D-Wave Embraces Gate-Based Quantum Computing; Charts Path Forward

October 21, 2021

Earlier this month D-Wave Systems, the quantum computing pioneer that has long championed quantum annealing-based quantum computing (and sometimes taken heat fo Read more…

HPE Wins $2B GreenLake HPC-as-a-Service Deal with NSA

September 1, 2021

In the heated, oft-contentious, government IT space, HPE has won a massive $2 billion contract to provide HPC and AI services to the United States’ National Security Agency (NSA). Following on the heels of the now-canceled $10 billion JEDI contract (reissued as JWCC) and a $10 billion... Read more…

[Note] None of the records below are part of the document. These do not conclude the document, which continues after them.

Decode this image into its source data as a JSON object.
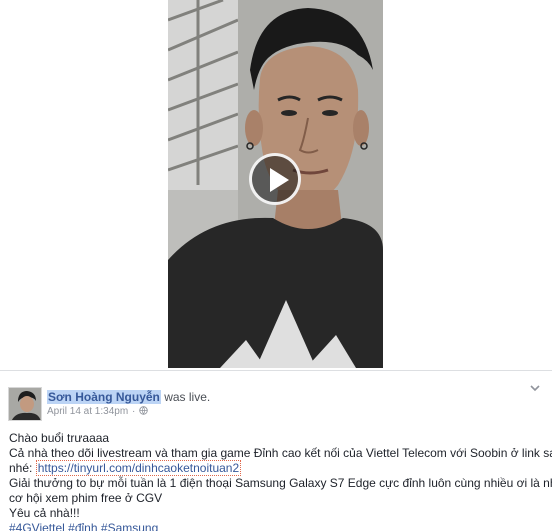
{
  "video": {
    "play_label": "Play"
  },
  "post": {
    "author": "Sơn Hoàng Nguyễn",
    "action_text": "was live.",
    "timestamp": "April 14 at 1:34pm",
    "separator": "·",
    "privacy_icon": "globe-icon",
    "menu_icon": "chevron-down-icon",
    "lines": {
      "line1": "Chào buổi trưaaaa",
      "line2": "Cả nhà theo dõi livestream và tham gia game Đỉnh cao kết nối của Viettel Telecom với Soobin ở link sau",
      "line3_prefix": "nhé:",
      "link": "https://tinyurl.com/dinhcaoketnoituan2",
      "line4": "Giải thưởng to bự mỗi tuần là 1 điện thoại Samsung Galaxy S7 Edge cực đỉnh luôn cùng nhiều cơ hội xem phim free ở CGV",
      "line4a": "Giải thưởng to bự mỗi tuần là 1 điện thoại Samsung Galaxy S7 Edge cực đỉnh luôn cùng nhiều ơi là nhiều",
      "line5": "cơ hội xem phim free ở CGV",
      "line6": "Yêu cả nhà!!!"
    },
    "hashtags": [
      "#4GViettel",
      "#đỉnh",
      "#Samsung"
    ]
  },
  "colors": {
    "link": "#365899",
    "author_highlight": "#bcd4f5",
    "meta": "#90949c"
  }
}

The Latest MLPerf Inference Results: Nvidia GPUs Hold Sway but Here Come CPUs and Intel

September 22, 2021

The latest round of MLPerf inference benchmark (v 1.1) results was released today and Nvidia again dominated, sweeping the top spots in the closed (apples-to-ap Read more…

Ahead of ‘Dojo,’ Tesla Reveals Its Massive Precursor Supercomputer

June 22, 2021

In spring 2019, Tesla made cryptic reference to a project called Dojo, a “super-powerful training computer” for video data processing. Then, in summer 2020, Tesla CEO Elon Musk tweeted: “Tesla is developing a [neural network] training computer... Read more…

Three Chinese Exascale Systems Detailed at SC21: Two Operational and One Delayed

November 24, 2021

Details about two previously rumored Chinese exascale systems came to light during last week’s SC21 proceedings. Asked about these systems during the Top500 media briefing on Monday, Nov. 15, list author and co-founder Jack Dongarra indicated he was aware of some very impressive results, but withheld comment when asked directly if he had... Read more…

2021 Gordon Bell Prize Goes to Exascale-Powered Quantum Supremacy Challenge

November 18, 2021

Today at the hybrid virtual/in-person SC21 conference, the organizers announced the winners of the 2021 ACM Gordon Bell Prize: a team of Chinese researchers leveraging the new exascale Sunway system to simulate quantum circuits. The Gordon Bell Prize, which comes with an award of $10,000 courtesy of HPC pioneer Gordon Bell, is awarded annually... Read more…

Quantum Computer Market Headed to $830M in 2024

September 13, 2021

What is one to make of the quantum computing market? Energized (lots of funding) but still chaotic and advancing in unpredictable ways (e.g. competing qubit tec Read more…

  • arrow
  • Click Here for More Headlines
  • arrow
HPCwire